WHAT THE EXERCISE ASKS = Pull each line containing "亲宝贝大牌好货活动长期招商入口" out of the data and copy it.

----- GIVEN DATA -----

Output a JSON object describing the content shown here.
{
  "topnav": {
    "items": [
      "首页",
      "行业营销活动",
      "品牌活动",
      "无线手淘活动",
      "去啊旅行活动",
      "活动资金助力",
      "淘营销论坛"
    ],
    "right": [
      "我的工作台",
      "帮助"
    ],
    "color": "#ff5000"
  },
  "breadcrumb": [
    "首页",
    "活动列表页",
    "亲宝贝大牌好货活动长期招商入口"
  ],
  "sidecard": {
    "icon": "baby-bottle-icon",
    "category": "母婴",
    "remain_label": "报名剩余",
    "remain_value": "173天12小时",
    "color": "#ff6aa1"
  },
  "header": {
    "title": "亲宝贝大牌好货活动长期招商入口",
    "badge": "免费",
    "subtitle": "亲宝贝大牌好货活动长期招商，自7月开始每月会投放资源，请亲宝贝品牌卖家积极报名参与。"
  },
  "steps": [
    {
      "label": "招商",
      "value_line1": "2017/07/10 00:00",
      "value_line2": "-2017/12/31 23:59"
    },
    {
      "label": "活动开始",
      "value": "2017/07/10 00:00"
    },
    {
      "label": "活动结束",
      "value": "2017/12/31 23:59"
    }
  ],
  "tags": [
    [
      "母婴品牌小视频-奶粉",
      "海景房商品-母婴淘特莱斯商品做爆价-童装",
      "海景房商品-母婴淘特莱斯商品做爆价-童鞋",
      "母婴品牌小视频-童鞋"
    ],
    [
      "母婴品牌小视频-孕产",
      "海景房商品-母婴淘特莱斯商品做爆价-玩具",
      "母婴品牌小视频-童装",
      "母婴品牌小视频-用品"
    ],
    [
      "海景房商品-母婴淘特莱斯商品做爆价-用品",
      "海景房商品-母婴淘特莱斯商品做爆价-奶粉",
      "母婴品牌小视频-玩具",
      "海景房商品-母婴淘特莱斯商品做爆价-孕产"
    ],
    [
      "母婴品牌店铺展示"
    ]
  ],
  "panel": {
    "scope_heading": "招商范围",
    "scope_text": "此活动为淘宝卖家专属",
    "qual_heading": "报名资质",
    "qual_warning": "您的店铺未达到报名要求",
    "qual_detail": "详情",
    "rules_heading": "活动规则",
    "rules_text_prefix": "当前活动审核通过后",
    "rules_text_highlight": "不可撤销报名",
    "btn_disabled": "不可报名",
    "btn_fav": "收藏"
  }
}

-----

REPLY =
    "亲宝贝大牌好货活动长期招商入口"
    "title": "亲宝贝大牌好货活动长期招商入口",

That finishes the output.